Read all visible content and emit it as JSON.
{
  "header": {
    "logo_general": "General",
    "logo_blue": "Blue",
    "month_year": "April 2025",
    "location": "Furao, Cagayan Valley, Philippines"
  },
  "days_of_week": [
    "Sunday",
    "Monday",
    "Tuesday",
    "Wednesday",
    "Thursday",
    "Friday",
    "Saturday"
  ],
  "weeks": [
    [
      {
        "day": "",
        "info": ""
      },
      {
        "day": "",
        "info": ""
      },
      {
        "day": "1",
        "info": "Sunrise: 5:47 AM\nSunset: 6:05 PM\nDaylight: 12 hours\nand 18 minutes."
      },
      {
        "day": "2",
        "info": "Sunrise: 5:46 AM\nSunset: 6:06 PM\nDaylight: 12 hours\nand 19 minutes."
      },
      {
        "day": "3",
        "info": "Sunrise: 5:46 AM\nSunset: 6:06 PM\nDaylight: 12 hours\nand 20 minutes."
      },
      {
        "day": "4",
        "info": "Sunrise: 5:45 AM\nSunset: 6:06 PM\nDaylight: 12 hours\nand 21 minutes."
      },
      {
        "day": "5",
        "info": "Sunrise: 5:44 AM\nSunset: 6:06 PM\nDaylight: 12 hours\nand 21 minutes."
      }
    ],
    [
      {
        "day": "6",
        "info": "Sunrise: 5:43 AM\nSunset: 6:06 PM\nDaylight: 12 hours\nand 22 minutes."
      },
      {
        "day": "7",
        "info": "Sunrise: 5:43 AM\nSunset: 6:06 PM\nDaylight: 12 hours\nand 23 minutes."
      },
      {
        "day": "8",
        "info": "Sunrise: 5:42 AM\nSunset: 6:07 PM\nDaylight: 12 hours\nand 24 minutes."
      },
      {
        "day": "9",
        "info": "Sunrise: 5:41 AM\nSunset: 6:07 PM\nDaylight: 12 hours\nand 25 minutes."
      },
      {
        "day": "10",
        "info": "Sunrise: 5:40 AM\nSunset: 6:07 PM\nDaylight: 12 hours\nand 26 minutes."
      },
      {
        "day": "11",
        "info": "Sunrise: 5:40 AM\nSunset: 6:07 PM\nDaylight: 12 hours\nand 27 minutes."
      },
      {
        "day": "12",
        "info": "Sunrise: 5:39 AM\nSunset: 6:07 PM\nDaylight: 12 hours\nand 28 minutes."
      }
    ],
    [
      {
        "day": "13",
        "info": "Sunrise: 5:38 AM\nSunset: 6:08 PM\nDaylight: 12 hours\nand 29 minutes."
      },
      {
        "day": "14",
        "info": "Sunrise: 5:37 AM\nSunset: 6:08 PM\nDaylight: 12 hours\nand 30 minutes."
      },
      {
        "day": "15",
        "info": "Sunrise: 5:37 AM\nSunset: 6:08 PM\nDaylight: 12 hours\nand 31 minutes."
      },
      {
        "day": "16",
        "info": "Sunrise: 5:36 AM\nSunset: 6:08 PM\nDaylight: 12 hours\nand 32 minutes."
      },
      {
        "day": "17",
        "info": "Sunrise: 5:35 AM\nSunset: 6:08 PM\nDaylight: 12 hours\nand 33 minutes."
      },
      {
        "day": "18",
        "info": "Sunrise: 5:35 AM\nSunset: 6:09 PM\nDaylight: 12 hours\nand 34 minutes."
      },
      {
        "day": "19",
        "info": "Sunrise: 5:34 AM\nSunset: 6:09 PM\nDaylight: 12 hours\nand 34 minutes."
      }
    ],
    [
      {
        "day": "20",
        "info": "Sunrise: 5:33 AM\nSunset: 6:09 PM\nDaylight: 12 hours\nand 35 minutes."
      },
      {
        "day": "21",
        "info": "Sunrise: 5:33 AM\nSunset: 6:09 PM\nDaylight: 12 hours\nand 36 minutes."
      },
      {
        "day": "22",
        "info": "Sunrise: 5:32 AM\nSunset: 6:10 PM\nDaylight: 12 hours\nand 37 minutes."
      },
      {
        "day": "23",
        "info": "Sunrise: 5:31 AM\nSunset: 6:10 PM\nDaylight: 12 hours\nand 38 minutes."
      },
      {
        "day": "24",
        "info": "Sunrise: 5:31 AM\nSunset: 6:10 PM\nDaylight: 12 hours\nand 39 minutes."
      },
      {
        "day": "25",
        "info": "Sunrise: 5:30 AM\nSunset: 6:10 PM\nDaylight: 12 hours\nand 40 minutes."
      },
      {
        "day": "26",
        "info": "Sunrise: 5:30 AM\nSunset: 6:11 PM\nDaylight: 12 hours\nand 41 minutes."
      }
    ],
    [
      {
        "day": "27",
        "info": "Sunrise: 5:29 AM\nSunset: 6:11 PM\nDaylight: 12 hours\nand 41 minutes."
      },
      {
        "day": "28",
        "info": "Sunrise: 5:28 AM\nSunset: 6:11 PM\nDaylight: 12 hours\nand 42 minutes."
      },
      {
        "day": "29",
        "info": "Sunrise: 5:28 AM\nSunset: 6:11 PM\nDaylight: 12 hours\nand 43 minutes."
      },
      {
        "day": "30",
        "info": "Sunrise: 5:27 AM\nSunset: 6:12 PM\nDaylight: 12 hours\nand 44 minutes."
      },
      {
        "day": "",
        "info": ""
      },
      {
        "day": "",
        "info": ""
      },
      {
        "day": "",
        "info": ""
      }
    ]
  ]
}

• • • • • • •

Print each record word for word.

Answer to this task:
Read all visible content and emit it as JSON.
{
  "header": {
    "logo_general": "General",
    "logo_blue": "Blue",
    "month_year": "April 2025",
    "location": "Furao, Cagayan Valley, Philippines"
  },
  "days_of_week": [
    "Sunday",
    "Monday",
    "Tuesday",
    "Wednesday",
    "Thursday",
    "Friday",
    "Saturday"
  ],
  "weeks": [
    [
      {
        "day": "",
        "info": ""
      },
      {
        "day": "",
        "info": ""
      },
      {
        "day": "1",
        "info": "Sunrise: 5:47 AM\nSunset: 6:05 PM\nDaylight: 12 hours\nand 18 minutes."
      },
      {
        "day": "2",
        "info": "Sunrise: 5:46 AM\nSunset: 6:06 PM\nDaylight: 12 hours\nand 19 minutes."
      },
      {
        "day": "3",
        "info": "Sunrise: 5:46 AM\nSunset: 6:06 PM\nDaylight: 12 hours\nand 20 minutes."
      },
      {
        "day": "4",
        "info": "Sunrise: 5:45 AM\nSunset: 6:06 PM\nDaylight: 12 hours\nand 21 minutes."
      },
      {
        "day": "5",
        "info": "Sunrise: 5:44 AM\nSunset: 6:06 PM\nDaylight: 12 hours\nand 21 minutes."
      }
    ],
    [
      {
        "day": "6",
        "info": "Sunrise: 5:43 AM\nSunset: 6:06 PM\nDaylight: 12 hours\nand 22 minutes."
      },
      {
        "day": "7",
        "info": "Sunrise: 5:43 AM\nSunset: 6:06 PM\nDaylight: 12 hours\nand 23 minutes."
      },
      {
        "day": "8",
        "info": "Sunrise: 5:42 AM\nSunset: 6:07 PM\nDaylight: 12 hours\nand 24 minutes."
      },
      {
        "day": "9",
        "info": "Sunrise: 5:41 AM\nSunset: 6:07 PM\nDaylight: 12 hours\nand 25 minutes."
      },
      {
        "day": "10",
        "info": "Sunrise: 5:40 AM\nSunset: 6:07 PM\nDaylight: 12 hours\nand 26 minutes."
      },
      {
        "day": "11",
        "info": "Sunrise: 5:40 AM\nSunset: 6:07 PM\nDaylight: 12 hours\nand 27 minutes."
      },
      {
        "day": "12",
        "info": "Sunrise: 5:39 AM\nSunset: 6:07 PM\nDaylight: 12 hours\nand 28 minutes."
      }
    ],
    [
      {
        "day": "13",
        "info": "Sunrise: 5:38 AM\nSunset: 6:08 PM\nDaylight: 12 hours\nand 29 minutes."
      },
      {
        "day": "14",
        "info": "Sunrise: 5:37 AM\nSunset: 6:08 PM\nDaylight: 12 hours\nand 30 minutes."
      },
      {
        "day": "15",
        "info": "Sunrise: 5:37 AM\nSunset: 6:08 PM\nDaylight: 12 hours\nand 31 minutes."
      },
      {
        "day": "16",
        "info": "Sunrise: 5:36 AM\nSunset: 6:08 PM\nDaylight: 12 hours\nand 32 minutes."
      },
      {
        "day": "17",
        "info": "Sunrise: 5:35 AM\nSunset: 6:08 PM\nDaylight: 12 hours\nand 33 minutes."
      },
      {
        "day": "18",
        "info": "Sunrise: 5:35 AM\nSunset: 6:09 PM\nDaylight: 12 hours\nand 34 minutes."
      },
      {
        "day": "19",
        "info": "Sunrise: 5:34 AM\nSunset: 6:09 PM\nDaylight: 12 hours\nand 34 minutes."
      }
    ],
    [
      {
        "day": "20",
        "info": "Sunrise: 5:33 AM\nSunset: 6:09 PM\nDaylight: 12 hours\nand 35 minutes."
      },
      {
        "day": "21",
        "info": "Sunrise: 5:33 AM\nSunset: 6:09 PM\nDaylight: 12 hours\nand 36 minutes."
      },
      {
        "day": "22",
        "info": "Sunrise: 5:32 AM\nSunset: 6:10 PM\nDaylight: 12 hours\nand 37 minutes."
      },
      {
        "day": "23",
        "info": "Sunrise: 5:31 AM\nSunset: 6:10 PM\nDaylight: 12 hours\nand 38 minutes."
      },
      {
        "day": "24",
        "info": "Sunrise: 5:31 AM\nSunset: 6:10 PM\nDaylight: 12 hours\nand 39 minutes."
      },
      {
        "day": "25",
        "info": "Sunrise: 5:30 AM\nSunset: 6:10 PM\nDaylight: 12 hours\nand 40 minutes."
      },
      {
        "day": "26",
        "info": "Sunrise: 5:30 AM\nSunset: 6:11 PM\nDaylight: 12 hours\nand 41 minutes."
      }
    ],
    [
      {
        "day": "27",
        "info": "Sunrise: 5:29 AM\nSunset: 6:11 PM\nDaylight: 12 hours\nand 41 minutes."
      },
      {
        "day": "28",
        "info": "Sunrise: 5:28 AM\nSunset: 6:11 PM\nDaylight: 12 hours\nand 42 minutes."
      },
      {
        "day": "29",
        "info": "Sunrise: 5:28 AM\nSunset: 6:11 PM\nDaylight: 12 hours\nand 43 minutes."
      },
      {
        "day": "30",
        "info": "Sunrise: 5:27 AM\nSunset: 6:12 PM\nDaylight: 12 hours\nand 44 minutes."
      },
      {
        "day": "",
        "info": ""
      },
      {
        "day": "",
        "info": ""
      },
      {
        "day": "",
        "info": ""
      }
    ]
  ]
}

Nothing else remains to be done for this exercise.